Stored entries
== == ==

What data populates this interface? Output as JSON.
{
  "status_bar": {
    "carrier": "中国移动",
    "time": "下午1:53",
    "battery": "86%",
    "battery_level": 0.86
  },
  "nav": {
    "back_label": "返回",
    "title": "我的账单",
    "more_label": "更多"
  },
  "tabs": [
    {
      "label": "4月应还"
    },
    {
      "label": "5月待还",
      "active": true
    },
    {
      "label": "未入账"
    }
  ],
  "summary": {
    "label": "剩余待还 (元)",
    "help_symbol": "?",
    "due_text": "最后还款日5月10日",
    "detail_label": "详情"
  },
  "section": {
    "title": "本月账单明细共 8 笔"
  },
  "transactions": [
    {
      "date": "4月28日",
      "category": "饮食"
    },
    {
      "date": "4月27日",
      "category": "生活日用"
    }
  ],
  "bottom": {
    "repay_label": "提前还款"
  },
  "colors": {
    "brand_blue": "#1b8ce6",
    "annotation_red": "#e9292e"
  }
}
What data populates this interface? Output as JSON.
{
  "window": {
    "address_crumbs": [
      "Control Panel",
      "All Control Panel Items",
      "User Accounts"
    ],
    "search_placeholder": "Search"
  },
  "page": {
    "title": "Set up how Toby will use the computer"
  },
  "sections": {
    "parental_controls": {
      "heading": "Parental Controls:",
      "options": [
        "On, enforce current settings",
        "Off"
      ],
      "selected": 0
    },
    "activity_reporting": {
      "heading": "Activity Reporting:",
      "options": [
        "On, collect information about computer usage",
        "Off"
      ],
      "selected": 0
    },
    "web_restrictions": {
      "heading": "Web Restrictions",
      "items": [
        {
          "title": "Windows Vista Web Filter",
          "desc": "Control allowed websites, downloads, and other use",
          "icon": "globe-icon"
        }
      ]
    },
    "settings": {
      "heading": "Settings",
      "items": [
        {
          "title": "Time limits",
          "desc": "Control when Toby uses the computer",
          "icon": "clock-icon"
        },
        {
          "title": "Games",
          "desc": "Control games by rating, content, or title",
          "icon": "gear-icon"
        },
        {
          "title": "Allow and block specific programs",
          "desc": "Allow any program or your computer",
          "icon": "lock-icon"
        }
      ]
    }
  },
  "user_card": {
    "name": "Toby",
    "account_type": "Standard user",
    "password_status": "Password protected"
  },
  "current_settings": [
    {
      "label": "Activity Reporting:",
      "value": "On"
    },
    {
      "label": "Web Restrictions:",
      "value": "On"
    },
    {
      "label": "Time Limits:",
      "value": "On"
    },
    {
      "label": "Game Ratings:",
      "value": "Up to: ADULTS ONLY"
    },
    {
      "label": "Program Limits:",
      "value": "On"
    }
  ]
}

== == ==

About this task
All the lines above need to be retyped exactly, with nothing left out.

Reply to the exercise
What data populates this interface? Output as JSON.
{
  "status_bar": {
    "carrier": "中国移动",
    "time": "下午1:53",
    "battery": "86%",
    "battery_level": 0.86
  },
  "nav": {
    "back_label": "返回",
    "title": "我的账单",
    "more_label": "更多"
  },
  "tabs": [
    {
      "label": "4月应还"
    },
    {
      "label": "5月待还",
      "active": true
    },
    {
      "label": "未入账"
    }
  ],
  "summary": {
    "label": "剩余待还 (元)",
    "help_symbol": "?",
    "due_text": "最后还款日5月10日",
    "detail_label": "详情"
  },
  "section": {
    "title": "本月账单明细共 8 笔"
  },
  "transactions": [
    {
      "date": "4月28日",
      "category": "饮食"
    },
    {
      "date": "4月27日",
      "category": "生活日用"
    }
  ],
  "bottom": {
    "repay_label": "提前还款"
  },
  "colors": {
    "brand_blue": "#1b8ce6",
    "annotation_red": "#e9292e"
  }
}
What data populates this interface? Output as JSON.
{
  "window": {
    "address_crumbs": [
      "Control Panel",
      "All Control Panel Items",
      "User Accounts"
    ],
    "search_placeholder": "Search"
  },
  "page": {
    "title": "Set up how Toby will use the computer"
  },
  "sections": {
    "parental_controls": {
      "heading": "Parental Controls:",
      "options": [
        "On, enforce current settings",
        "Off"
      ],
      "selected": 0
    },
    "activity_reporting": {
      "heading": "Activity Reporting:",
      "options": [
        "On, collect information about computer usage",
        "Off"
      ],
      "selected": 0
    },
    "web_restrictions": {
      "heading": "Web Restrictions",
      "items": [
        {
          "title": "Windows Vista Web Filter",
          "desc": "Control allowed websites, downloads, and other use",
          "icon": "globe-icon"
        }
      ]
    },
    "settings": {
      "heading": "Settings",
      "items": [
        {
          "title": "Time limits",
          "desc": "Control when Toby uses the computer",
          "icon": "clock-icon"
        },
        {
          "title": "Games",
          "desc": "Control games by rating, content, or title",
          "icon": "gear-icon"
        },
        {
          "title": "Allow and block specific programs",
          "desc": "Allow any program or your computer",
          "icon": "lock-icon"
        }
      ]
    }
  },
  "user_card": {
    "name": "Toby",
    "account_type": "Standard user",
    "password_status": "Password protected"
  },
  "current_settings": [
    {
      "label": "Activity Reporting:",
      "value": "On"
    },
    {
      "label": "Web Restrictions:",
      "value": "On"
    },
    {
      "label": "Time Limits:",
      "value": "On"
    },
    {
      "label": "Game Ratings:",
      "value": "Up to: ADULTS ONLY"
    },
    {
      "label": "Program Limits:",
      "value": "On"
    }
  ]
}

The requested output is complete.